Fall 2022 - 60720 - PA 383C - Policy Development | LBJ School of Public Affairs | The University of Texas at Austin

Fall 2022 - 60720 - PA 383C - Policy Development

GENDER, HEALTH AND SOCIETY

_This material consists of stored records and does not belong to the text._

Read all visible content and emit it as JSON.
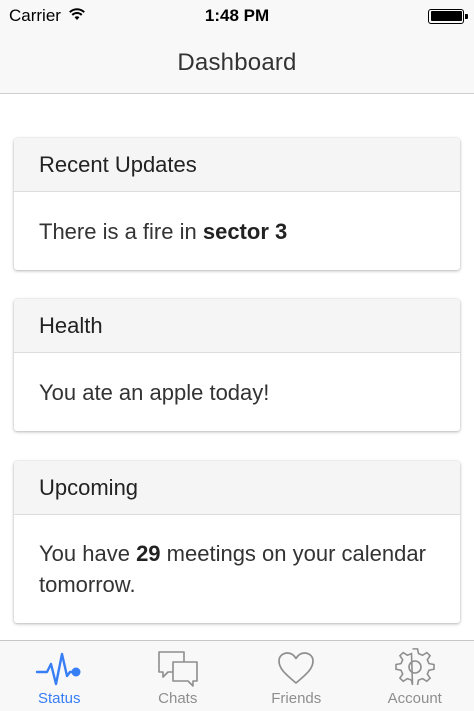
{
  "status_bar": {
    "carrier": "Carrier",
    "time": "1:48 PM"
  },
  "nav": {
    "title": "Dashboard"
  },
  "cards": [
    {
      "header": "Recent Updates",
      "body_text": "There is a fire in ",
      "body_bold": "sector 3"
    },
    {
      "header": "Health",
      "body_text": "You ate an apple today!"
    },
    {
      "header": "Upcoming",
      "body_pre": "You have ",
      "body_bold": "29",
      "body_post": " meetings on your calendar tomorrow."
    }
  ],
  "tabs": [
    {
      "label": "Status",
      "icon": "pulse-icon",
      "active": true
    },
    {
      "label": "Chats",
      "icon": "chat-bubbles-icon",
      "active": false
    },
    {
      "label": "Friends",
      "icon": "heart-icon",
      "active": false
    },
    {
      "label": "Account",
      "icon": "gear-icon",
      "active": false
    }
  ],
  "colors": {
    "accent": "#387ef5",
    "inactive_tab": "#8e8e8e",
    "card_header_bg": "#f5f5f5"
  }
}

This course examines the gender dimensions of health, illness, and the medical care industry in the United States and other developed nations. It is motivated by the fact that health, disease, and medical care have important gender-specific dimensions that are affected by economics, politics, and culture. In the past the medical care system often ignored gender, as well as race-baced differences in health care needs. These gaps in knowledge concerning risks and appropriate treatmentst have very specific consequences that we will investigate. The collection of readings will allow us to examine the social institutions that shape men's and women's health and health care. Specific topics include reproductive health, single motherhood and the stress of raising children alone, welfare and health care, divorce and changes in health, certain illnesses that women experience including breast and ovarian cancer, drug and alcohol abuse, and the forces that influence research into women's health problems. In addition, we examine the role of woman as major actors in changing the health care system, reducing health risks for themselves and their families, and their roles as health care providers, public administrators, and leaders in the health care establishment. We will also touch upon the role of local, state and federal agencies in health policy formulation and implementation, the politics of the medicalization of women's issues including childbirth, refugee and immigrant women's heath, and more. The course will also examine the role of different levels and branches of government, including the presidency, Congress, the courts, and the bureaucracy, in the formation of public policy. Alternative political ideologies regarding state and private responsibility for women's health will be compared and contrasted. Similarly, we will assess the relative power of key non-governmental actors, such as interest groups, health care NGOs, researcheres, and the media in the definition and framing of our health agenda. The course deals with rapidly evolving issues and readings will be assigned as current events warrant.

MPAff
Instruction Mode: 
Face-to-face